How to Raise a Boy is a weeklong series centered around this urgent question in the era of Parkland, President Trump, and #MeToo. My son Davey began his life in a family that had masculine figures, but no macho ones. His father and teenage half-brothers were what might be called hetero-homo-literary; they liked watching baseball and basketball and pretended to like watching the Super Bowl because they wanted to be part of the cultural conversation.
The first thing you observe on Rachel Brosnahan’s Twitter page is a picture of Elisabeth Moss as Mad Men’s Peggy Olson. It’s not just any picture of Peggy: It’s Peggy in cool dark shades, a cigarette dangling from her lip, and carrying something—a mock-up for an ad campaign? (in fact, it’s Roger’s illustration of “an octopus pleasuring a lady”)—in such a way that it looks like she’s slinging a gun. “It’s just one of the most badass pictures that I’ve seen of her.
“The world is turned upside down,” says Michael Bloomberg, the billionaire businessman, UN Special Envoy for Cities and Climate Change, three-term former New York City mayor, public health and immigrant champion, lover of cities and enemy of gun violence, climate quant, and sugar daddy many times over to his philanthropic causes.… It’s hard to succinctly describe what Bloomberg does.
Muck Rack makes it simple to find people, tweets, or articles that mention any name, keyword, company, hashtag etc. We've compiled this guide to help you make the most of your search.
Selecting a term
Start searching tweets, articles from media outlets, articles mentioned in tweets, journalists'
names, titles and bios with some suggested searches:
Companies or Topics (e.g. iPhone, Microsoft)
Phrases (e.g. "cloud computing") — use quotes to keep the terms together
Twitter handles (e.g. @username) — returns those who have mentioned or replied to
Names (e.g. "David Pogue")
Hashtags (e.g. #sxsw, #london2012)
Bio details (e.g. vegan, Olympics, father)
Muck Rack's Advanced Search allows for many boolean operators.
Find results that mention multiple specified terms, use AND or
+. For example, ensure each result contains both Elon Musk and Mark Zuckerberg by
searching Musk AND Zuckerberg or Musk + Zuckerberg.
Use the operators OR or , to broaden your search when you'd like either of
multiple terms to appear in results. (This is the default behavior of our search when no operators
are used). For example, results will contain either cake or cookie by searching cake OR cookie or cake,cookie
Use NOT or - to subtract results from your search.
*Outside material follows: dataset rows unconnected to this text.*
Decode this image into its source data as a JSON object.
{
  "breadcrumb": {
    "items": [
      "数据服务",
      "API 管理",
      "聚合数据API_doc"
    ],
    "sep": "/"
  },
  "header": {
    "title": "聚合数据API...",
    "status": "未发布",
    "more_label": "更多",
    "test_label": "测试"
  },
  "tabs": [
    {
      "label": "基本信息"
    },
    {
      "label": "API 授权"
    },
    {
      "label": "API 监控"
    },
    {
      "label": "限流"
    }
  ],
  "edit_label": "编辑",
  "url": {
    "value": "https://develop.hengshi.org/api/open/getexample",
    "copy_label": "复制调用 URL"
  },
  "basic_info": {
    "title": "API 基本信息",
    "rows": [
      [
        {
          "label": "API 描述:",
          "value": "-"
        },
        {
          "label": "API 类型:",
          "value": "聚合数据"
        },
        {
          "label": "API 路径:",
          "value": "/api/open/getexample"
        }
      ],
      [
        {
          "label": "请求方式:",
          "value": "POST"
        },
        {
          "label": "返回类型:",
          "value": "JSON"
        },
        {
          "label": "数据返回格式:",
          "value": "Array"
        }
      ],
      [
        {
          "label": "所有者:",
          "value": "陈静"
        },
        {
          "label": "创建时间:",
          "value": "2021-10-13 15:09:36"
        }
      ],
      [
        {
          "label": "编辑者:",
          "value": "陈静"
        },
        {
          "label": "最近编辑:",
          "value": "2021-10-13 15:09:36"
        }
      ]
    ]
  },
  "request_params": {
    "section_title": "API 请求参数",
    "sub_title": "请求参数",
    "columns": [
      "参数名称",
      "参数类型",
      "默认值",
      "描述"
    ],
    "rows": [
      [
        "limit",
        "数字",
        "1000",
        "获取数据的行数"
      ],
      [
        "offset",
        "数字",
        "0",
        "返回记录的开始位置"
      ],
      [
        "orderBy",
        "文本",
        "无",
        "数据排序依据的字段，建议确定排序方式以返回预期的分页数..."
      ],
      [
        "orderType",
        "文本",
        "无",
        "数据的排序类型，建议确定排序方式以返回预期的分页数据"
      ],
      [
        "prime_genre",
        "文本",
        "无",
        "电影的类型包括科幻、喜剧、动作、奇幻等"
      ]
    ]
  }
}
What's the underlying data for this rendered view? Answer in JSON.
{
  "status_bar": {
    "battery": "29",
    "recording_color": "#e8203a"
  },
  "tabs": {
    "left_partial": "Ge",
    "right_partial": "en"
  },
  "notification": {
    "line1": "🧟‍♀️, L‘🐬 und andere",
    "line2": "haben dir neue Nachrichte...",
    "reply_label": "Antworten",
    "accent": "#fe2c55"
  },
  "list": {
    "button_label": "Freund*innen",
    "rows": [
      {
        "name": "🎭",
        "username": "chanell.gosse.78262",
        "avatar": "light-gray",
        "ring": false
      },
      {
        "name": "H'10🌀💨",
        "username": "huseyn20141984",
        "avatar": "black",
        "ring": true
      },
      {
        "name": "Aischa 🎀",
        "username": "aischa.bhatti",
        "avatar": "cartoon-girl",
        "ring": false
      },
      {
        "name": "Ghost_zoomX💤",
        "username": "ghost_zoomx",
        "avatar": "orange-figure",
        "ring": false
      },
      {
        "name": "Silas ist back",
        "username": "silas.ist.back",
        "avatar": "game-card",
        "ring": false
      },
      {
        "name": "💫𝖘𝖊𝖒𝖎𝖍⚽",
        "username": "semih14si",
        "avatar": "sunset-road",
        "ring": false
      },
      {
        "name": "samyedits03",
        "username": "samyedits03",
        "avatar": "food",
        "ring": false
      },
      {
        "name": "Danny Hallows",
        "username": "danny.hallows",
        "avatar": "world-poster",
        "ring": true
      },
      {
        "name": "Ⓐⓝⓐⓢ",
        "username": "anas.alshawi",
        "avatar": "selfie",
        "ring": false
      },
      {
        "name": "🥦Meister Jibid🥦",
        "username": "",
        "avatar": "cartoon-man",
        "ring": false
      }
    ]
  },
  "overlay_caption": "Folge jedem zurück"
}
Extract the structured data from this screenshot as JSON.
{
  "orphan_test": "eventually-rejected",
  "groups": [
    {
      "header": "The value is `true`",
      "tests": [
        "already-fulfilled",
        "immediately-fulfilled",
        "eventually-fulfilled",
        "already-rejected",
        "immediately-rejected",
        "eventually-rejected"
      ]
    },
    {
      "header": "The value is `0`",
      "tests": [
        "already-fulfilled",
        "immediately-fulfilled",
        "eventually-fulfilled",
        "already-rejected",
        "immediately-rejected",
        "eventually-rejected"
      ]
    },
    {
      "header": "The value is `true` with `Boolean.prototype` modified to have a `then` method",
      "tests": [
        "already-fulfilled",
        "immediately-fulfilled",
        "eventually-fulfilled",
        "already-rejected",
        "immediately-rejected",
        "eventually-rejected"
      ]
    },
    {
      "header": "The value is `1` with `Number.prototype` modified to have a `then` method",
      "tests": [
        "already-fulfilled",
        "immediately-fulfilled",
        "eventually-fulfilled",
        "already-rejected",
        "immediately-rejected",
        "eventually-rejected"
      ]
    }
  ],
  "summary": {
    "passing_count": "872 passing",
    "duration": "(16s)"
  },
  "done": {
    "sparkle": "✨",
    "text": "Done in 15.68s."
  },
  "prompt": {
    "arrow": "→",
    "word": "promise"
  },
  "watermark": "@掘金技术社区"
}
For
example, searching Disney will yield results about the Walt Disney Company as well as Walt Disney
World Resort. To exclude mentions of Disney World, search for Disney -World or Disney
When using one of these operators with a phrase, enclose it in quotation marks. For example, you can
find results about smartphones excluding Apple's iPhone 4S by searching smartphone -"iPhone
Exact case matching or punctuation
If you're searching for a brand name or keyword that relies on specific punctuation marks or capitalization, you can
find results that match your exact query by adding matchcase: before the keyword you're searching for, like matchcase:E*TRADE .
Use parentheses to separate multiple
boolean phrases. For example, to find journalists talking about having fun in Disney World or
Disneyland, search for ("disney world" OR disneyland) AND fun.
An asterisk can be used to search for any variation of a root word truncated by the asterisk. For example, searching for admin* will return results for administrator, administration, administer, administered, etc.
A near operator is an AND operator where you can control the distance between the words. You can vary the distance the near operation uses by adding a forward slash and number (between 0-99) such as strawberries NEAR/10 "whipped cream", which means the strawberries must exist within 10 words of "whipped cream".